• About this exercise
Scan the data below and state how many of its lines contain the word "close", giving only the figure.

Dataset records:
--------------------------------
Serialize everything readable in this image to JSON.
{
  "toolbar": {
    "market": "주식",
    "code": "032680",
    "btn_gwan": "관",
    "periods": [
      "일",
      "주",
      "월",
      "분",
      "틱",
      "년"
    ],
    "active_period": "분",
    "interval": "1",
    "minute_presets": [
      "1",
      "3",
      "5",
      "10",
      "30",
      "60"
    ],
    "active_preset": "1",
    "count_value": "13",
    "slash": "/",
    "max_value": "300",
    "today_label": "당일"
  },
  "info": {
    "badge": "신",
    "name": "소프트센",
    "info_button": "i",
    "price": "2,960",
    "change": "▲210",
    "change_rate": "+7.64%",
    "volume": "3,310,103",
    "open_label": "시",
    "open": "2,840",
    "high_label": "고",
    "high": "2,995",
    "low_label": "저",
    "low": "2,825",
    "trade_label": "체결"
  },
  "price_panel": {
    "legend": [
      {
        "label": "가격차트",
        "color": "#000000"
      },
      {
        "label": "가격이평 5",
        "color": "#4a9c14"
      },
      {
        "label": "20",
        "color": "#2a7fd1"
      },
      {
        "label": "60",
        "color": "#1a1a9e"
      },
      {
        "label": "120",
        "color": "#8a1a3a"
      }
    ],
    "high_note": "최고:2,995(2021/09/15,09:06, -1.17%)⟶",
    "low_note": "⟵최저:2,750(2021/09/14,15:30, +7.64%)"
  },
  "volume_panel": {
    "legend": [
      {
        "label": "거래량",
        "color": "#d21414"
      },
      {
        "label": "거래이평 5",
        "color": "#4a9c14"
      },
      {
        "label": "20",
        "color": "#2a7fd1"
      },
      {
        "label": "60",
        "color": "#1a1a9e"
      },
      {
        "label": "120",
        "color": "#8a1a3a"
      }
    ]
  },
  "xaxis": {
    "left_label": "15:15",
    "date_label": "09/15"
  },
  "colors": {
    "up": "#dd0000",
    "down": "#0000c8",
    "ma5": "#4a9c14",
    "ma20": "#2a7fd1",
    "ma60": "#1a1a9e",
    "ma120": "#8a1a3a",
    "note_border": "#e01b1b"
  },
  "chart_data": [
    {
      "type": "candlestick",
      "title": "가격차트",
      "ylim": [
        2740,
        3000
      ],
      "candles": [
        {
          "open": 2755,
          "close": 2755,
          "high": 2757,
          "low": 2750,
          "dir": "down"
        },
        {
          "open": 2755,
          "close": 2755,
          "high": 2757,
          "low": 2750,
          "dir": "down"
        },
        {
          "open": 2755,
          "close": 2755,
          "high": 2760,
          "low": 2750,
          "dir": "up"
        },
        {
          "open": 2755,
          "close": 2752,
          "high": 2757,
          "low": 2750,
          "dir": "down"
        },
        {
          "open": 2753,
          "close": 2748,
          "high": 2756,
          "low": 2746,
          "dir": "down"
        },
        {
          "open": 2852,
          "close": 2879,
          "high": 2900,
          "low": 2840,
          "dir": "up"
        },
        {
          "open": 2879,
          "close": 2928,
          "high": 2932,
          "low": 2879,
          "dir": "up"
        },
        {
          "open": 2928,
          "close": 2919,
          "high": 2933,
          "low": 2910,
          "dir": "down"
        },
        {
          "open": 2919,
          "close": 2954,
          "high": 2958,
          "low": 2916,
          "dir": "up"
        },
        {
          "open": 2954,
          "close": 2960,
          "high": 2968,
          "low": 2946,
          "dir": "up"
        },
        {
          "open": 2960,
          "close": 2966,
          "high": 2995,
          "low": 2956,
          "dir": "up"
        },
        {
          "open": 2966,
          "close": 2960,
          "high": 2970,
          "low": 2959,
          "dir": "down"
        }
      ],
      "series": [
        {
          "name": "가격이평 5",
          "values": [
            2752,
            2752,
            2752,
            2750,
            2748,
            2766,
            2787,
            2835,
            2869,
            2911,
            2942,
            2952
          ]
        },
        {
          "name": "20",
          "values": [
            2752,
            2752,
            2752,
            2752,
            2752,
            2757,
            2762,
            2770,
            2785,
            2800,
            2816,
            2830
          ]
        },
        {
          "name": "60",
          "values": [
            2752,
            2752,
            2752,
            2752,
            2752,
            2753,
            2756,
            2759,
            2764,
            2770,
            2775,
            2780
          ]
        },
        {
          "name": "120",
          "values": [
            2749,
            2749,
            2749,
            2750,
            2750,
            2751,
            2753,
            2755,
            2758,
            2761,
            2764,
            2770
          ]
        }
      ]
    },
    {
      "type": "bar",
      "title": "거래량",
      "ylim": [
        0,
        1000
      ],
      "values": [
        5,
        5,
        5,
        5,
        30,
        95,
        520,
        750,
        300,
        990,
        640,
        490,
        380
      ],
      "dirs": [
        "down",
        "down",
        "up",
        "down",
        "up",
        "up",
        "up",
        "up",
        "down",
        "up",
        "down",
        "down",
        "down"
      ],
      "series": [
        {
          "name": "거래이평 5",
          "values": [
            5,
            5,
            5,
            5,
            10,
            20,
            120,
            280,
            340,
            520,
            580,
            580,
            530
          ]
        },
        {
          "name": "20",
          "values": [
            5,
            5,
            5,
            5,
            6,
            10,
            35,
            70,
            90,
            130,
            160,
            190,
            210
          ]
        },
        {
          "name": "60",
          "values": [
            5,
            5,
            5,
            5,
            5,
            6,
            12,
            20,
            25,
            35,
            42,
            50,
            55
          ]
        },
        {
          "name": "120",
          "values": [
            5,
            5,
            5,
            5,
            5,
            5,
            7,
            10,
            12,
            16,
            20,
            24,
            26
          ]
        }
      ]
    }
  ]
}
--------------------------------
• Answer
12